Note: The Rozsa Box Office only opens two hours prior to performances.


Free Film Screening with Pianist Clay Hilman

WW1CC logo with Quincy Mine“World War I and the Copper Country” presents “The Big Parade” (1925) at 6:30 p.m. Thursday (Oct. 25) at the Carnegie Museum of the Keweenaw. Musician and KC Bonkers co-owner Clay Hilman will accompany the silent film on piano. Admission is free and open to the public. Refreshments will be served.

Metro-Golden-Mayer’s “The Big Parade” was directed by King Vidor and based on the autobiographical novel “Plumes,” written by war veteran Laurence Stallings. “The Big Parade” enjoyed huge box-office success as the highest-grossing silent film at the time. The film held exceptionally long bookings at picture palaces with full musical orchestration such as the spectacular Grauman’s Egyptian theater in Hollywood and New York’s Astor on Broadway, where it took in $1.5 million alone during a ninety-six-week run. Reviews praised “The Big Parade” as the greatest of war dramas, and Vidor became known as one of Hollywood’s best directors.

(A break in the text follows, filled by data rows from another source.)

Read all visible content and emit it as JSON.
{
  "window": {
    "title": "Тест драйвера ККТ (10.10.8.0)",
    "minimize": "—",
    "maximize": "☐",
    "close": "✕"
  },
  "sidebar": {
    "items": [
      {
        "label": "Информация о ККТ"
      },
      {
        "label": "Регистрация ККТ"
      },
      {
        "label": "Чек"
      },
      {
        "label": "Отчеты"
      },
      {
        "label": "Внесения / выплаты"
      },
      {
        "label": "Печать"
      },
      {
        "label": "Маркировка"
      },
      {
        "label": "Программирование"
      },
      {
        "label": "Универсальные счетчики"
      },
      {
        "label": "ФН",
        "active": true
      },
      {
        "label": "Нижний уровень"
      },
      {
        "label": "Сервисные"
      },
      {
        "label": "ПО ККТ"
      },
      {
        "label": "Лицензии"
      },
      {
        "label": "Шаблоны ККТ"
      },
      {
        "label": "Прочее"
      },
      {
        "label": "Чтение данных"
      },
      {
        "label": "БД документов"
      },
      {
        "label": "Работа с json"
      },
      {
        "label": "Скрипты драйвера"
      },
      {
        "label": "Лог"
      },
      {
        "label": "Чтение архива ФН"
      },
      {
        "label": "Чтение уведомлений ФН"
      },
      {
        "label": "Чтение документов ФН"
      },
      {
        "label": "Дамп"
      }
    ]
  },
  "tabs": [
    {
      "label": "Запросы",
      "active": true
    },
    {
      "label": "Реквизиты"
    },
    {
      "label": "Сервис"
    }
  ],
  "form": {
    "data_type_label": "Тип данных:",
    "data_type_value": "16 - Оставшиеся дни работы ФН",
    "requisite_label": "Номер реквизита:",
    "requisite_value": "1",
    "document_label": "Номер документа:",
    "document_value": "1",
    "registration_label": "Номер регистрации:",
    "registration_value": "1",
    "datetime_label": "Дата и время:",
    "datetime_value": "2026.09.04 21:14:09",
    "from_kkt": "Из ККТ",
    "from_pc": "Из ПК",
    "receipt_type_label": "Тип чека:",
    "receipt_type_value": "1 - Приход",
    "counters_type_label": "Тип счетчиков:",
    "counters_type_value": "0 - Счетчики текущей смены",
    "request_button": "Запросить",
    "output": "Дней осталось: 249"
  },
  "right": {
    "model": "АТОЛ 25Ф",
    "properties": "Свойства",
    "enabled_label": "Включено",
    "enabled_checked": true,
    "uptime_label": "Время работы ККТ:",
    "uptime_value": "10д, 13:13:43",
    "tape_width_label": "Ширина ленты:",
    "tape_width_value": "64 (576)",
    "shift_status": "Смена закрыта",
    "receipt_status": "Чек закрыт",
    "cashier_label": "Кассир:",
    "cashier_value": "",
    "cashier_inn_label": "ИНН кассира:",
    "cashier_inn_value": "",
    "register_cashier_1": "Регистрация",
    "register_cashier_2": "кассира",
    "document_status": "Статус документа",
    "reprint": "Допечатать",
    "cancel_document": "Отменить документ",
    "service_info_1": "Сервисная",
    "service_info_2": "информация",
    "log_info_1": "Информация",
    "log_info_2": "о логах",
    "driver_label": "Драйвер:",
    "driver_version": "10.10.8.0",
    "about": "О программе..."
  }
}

Film synopsis:
James Apperson (John Gilbert), the idle son of a rich businessman, reluctantly joins the army when the U.S. enters World War I. He is sent to France, where he becomes friends with two working-class soldiers. While awaiting their orders to the front, James meets a young Frenchwoman, Melisande (Renée Adorée) and falls in love. Life is good for all of them until the soldiers move to the front where they experience the horrors of war, and James is forever a changed man.

Clay Hilman is a local pianist known for his improvisational style. He has played for 35 years, and started performing regularly for public engagements at the age of 12. His accompaniment will mimic the improvisational nature of live musical accompaniment in small picture houses in the 1910s.

This screening is part of “World War I in the Copper Country,” an extensive program of events and exhibits commemorating the centennial of the WWI Armistice, and is sponsored in part by the Michigan Humanities Council.


Club Rozsa Presents a Jazz Buffet

Student playing a saxThis weekend, you’re invited to Backstage Jazz or “Club Rozsa” featuring the Jazz Lab Band and the Research and Development (R&D) Big Band. The stage of the Rozsa Center for the Performing Arts will be transformed into a historic jazz club with a vintage atmosphere, complete with café tables and a cash bar. The concerts are a jazz buffet with something for everyone—swing, funk, blues, Latin, fusion and originals.

The pop-up jazz club on the Rozsa stage with an intimate atmosphere is the perfect setting for the R&D Big Band and the Jazz Lab Band. Under the baton of Tech’s Director of Bands Mike Christianson, they will loosen the reins on creativity and capture the flow of jazz.

Tickets for Backstage Jazz at the Rozsa are on sale now, $15 for adults, $5 for youth and no charge for Michigan Tech students with the Experience Tech fee. Tickets are available by phone at 7-2073, online, in person at the Central Ticketing Office in the Student Development Complex or at the Rozsa Box Office the evening of the performance.

Note the Rozsa Box Office only opens two hours prior to performances.